- [Exercise]: Lift out each line of the data that holds "been".

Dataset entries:
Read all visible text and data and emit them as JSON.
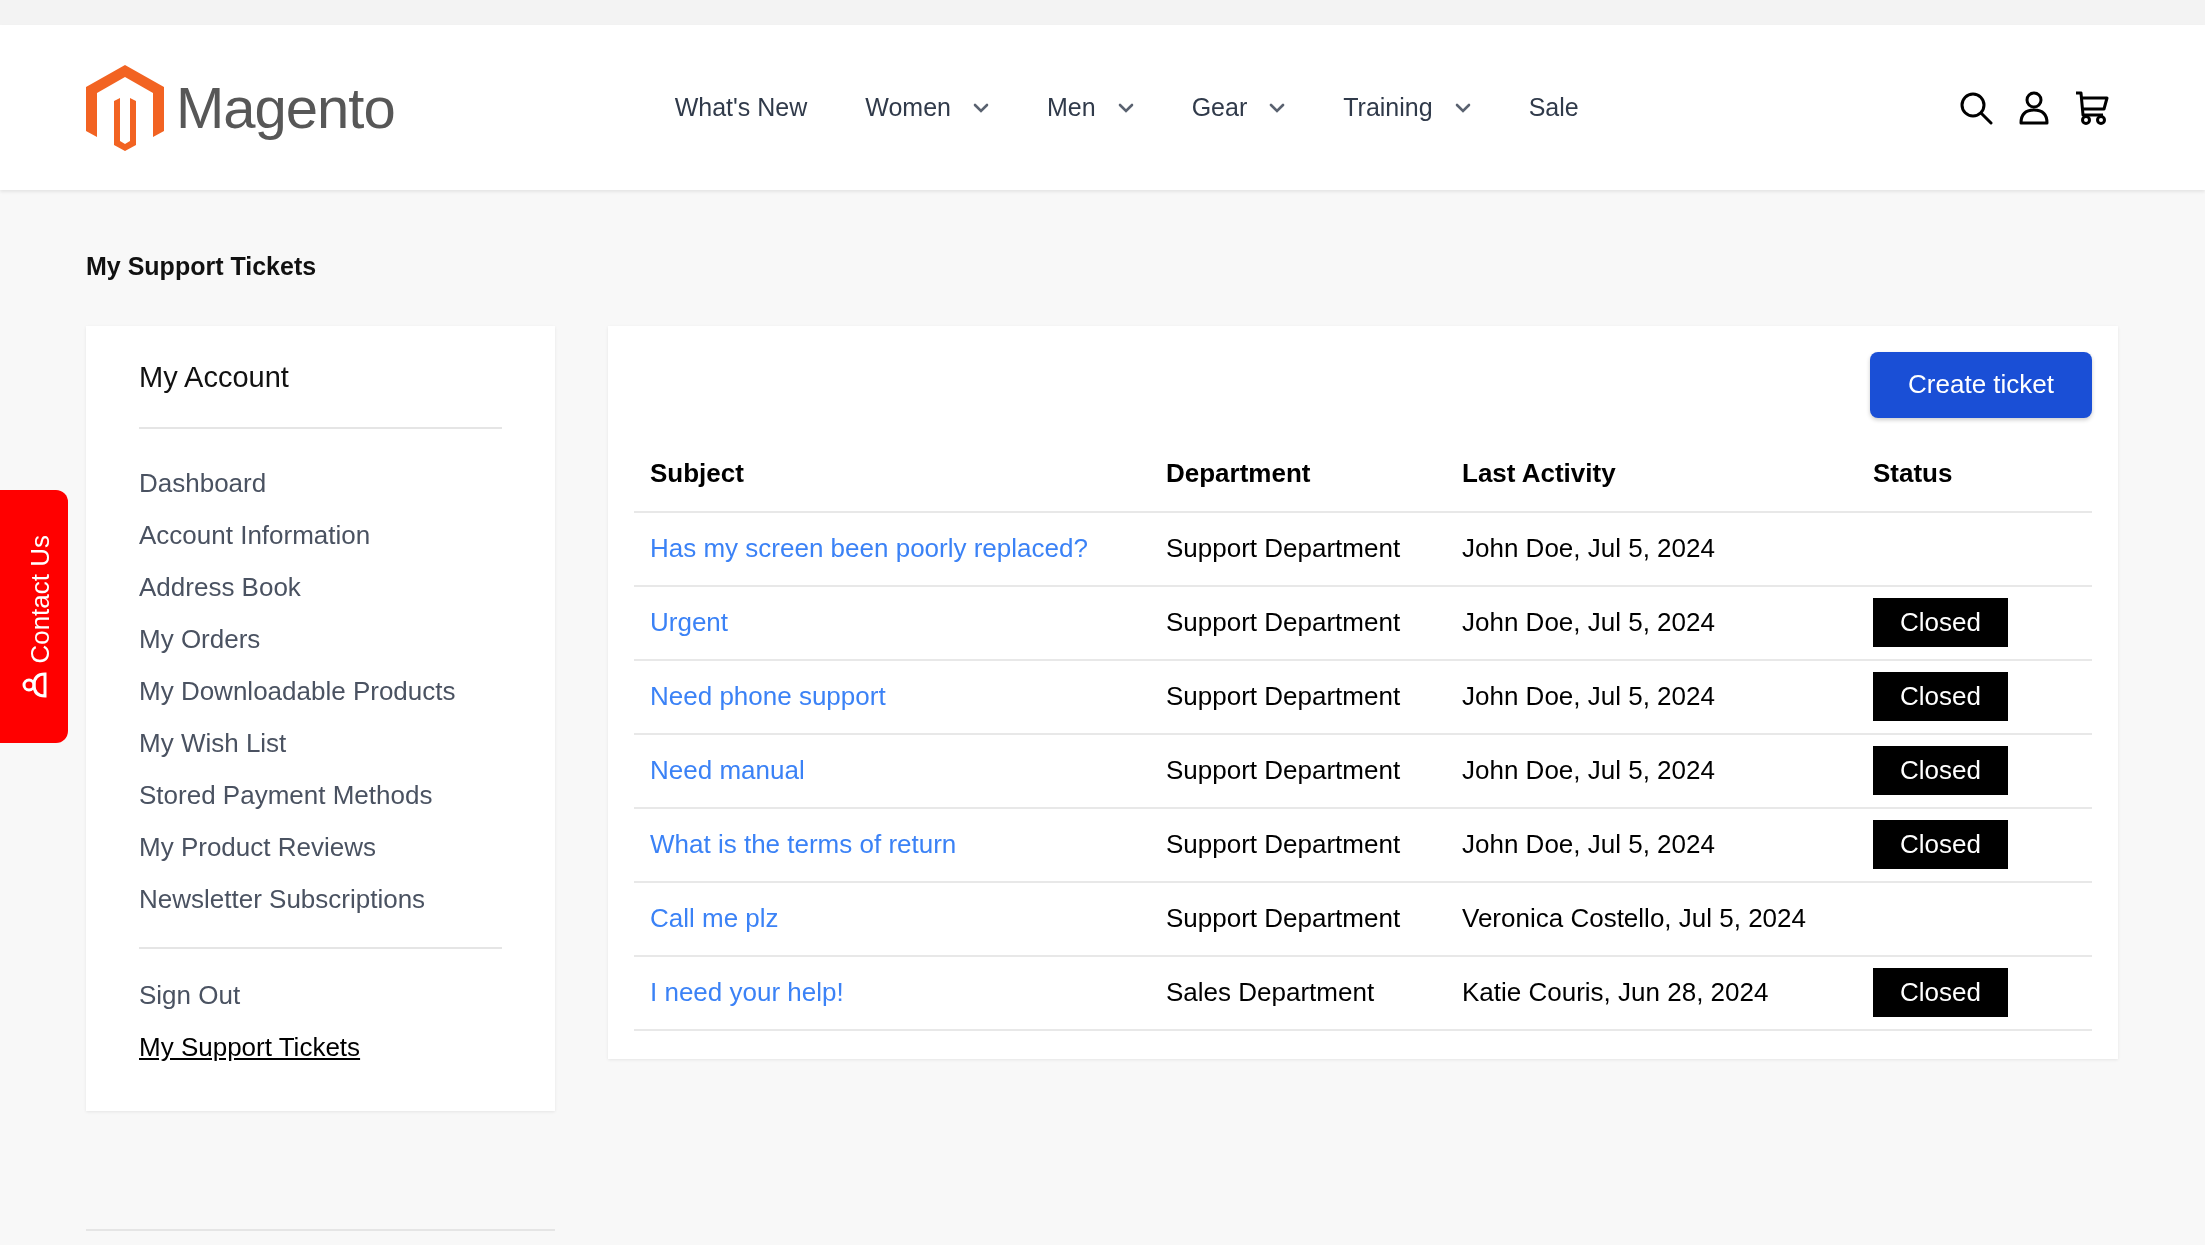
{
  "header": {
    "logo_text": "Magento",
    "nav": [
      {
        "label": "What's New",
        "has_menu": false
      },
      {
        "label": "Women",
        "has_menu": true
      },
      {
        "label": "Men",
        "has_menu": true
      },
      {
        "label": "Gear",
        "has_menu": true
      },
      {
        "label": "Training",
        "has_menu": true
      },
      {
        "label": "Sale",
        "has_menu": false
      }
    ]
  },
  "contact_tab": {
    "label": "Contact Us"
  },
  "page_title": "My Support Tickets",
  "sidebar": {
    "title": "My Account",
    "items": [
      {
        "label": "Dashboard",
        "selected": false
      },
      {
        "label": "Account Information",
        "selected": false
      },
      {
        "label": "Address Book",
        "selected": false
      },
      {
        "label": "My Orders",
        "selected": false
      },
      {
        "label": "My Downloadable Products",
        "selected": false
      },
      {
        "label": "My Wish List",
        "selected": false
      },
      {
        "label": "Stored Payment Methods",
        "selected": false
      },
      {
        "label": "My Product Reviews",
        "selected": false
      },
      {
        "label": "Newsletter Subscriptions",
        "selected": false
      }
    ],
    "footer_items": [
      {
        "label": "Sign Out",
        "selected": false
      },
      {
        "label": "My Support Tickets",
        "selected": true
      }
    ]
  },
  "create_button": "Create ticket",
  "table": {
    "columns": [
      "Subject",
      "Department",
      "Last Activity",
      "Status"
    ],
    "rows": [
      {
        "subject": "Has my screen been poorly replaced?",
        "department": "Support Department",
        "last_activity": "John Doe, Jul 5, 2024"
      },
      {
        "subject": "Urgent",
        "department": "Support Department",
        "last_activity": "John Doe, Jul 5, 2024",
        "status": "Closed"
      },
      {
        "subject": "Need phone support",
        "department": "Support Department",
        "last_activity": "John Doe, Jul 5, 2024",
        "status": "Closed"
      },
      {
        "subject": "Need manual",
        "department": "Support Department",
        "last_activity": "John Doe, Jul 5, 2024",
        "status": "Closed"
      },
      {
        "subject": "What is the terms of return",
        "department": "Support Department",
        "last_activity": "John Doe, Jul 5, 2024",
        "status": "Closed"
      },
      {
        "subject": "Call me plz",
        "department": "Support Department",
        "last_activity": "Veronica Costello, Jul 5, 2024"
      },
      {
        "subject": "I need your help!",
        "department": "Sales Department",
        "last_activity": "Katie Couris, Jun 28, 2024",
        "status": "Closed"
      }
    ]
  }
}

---

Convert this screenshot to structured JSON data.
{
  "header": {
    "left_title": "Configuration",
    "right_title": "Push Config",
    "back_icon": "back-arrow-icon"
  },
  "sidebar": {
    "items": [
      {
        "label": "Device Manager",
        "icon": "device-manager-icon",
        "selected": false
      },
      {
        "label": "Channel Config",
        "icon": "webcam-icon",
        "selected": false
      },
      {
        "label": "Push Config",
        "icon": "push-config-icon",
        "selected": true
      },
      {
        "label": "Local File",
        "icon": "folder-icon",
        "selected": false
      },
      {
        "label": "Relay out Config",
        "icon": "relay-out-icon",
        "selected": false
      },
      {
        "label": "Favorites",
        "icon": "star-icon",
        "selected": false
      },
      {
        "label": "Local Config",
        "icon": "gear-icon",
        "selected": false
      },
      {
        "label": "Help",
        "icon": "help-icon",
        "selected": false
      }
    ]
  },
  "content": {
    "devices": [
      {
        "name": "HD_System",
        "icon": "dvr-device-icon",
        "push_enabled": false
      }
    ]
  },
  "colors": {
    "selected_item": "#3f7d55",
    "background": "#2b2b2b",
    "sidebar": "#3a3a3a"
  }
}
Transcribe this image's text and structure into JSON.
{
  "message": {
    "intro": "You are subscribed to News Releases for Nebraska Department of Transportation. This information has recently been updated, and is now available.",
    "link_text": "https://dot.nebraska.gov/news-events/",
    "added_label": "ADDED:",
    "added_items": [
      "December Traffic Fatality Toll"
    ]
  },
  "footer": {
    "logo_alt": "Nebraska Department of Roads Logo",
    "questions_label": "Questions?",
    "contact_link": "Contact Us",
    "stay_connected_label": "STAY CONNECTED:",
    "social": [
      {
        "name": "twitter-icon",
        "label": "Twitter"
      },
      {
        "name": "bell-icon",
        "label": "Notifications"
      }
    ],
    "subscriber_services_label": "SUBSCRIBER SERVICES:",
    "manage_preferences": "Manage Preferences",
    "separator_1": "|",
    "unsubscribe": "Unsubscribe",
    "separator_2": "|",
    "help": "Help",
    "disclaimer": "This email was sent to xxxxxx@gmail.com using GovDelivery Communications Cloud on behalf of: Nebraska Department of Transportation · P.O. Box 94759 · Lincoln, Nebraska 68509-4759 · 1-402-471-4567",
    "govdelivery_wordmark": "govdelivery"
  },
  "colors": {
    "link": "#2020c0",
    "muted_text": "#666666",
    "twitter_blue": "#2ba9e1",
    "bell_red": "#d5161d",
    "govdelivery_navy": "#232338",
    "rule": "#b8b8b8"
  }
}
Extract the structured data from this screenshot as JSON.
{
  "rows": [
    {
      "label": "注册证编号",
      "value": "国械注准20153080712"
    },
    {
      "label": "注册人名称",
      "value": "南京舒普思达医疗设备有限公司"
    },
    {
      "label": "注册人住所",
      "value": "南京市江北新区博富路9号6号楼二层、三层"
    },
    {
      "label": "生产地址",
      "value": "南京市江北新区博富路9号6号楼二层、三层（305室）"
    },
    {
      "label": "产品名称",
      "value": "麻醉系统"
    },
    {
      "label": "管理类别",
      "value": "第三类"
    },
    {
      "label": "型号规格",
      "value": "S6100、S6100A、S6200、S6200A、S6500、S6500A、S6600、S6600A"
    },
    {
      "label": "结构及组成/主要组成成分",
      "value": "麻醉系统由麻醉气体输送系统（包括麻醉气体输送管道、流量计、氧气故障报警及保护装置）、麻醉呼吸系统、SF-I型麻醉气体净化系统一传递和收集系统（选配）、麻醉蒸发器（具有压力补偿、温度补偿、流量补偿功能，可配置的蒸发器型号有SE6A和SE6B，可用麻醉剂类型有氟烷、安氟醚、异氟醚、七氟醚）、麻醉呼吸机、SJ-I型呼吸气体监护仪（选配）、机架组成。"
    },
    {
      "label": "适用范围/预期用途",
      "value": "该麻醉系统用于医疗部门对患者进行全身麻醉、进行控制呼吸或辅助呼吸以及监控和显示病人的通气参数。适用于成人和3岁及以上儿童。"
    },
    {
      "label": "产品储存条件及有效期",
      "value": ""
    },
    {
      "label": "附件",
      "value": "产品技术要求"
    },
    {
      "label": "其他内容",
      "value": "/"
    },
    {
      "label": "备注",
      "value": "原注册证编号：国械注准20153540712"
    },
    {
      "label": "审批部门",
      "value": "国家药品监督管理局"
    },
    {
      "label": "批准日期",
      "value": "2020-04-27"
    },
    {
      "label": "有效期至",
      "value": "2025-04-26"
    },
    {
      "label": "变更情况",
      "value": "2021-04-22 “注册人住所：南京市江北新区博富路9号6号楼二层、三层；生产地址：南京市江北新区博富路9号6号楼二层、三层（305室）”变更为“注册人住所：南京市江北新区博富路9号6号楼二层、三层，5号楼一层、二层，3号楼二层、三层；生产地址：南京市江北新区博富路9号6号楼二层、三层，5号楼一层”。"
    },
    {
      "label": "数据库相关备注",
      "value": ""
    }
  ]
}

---

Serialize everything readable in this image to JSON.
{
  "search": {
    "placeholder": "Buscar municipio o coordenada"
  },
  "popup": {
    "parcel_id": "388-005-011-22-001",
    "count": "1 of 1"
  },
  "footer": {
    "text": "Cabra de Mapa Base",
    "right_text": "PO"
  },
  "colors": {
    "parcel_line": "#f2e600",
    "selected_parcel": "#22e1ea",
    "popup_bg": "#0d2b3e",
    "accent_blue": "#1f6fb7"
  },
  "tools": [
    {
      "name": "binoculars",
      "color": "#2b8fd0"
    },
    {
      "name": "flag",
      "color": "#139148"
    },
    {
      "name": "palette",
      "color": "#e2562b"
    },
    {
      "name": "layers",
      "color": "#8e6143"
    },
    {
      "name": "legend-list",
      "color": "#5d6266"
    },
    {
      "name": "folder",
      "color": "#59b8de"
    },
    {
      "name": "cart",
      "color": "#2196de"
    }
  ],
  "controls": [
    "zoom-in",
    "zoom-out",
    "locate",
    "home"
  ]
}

- [Result]:
        "subject": "Has my screen been poorly replaced?",
    "intro": "You are subscribed to News Releases for Nebraska Department of Transportation. This information has recently been updated, and is now available.",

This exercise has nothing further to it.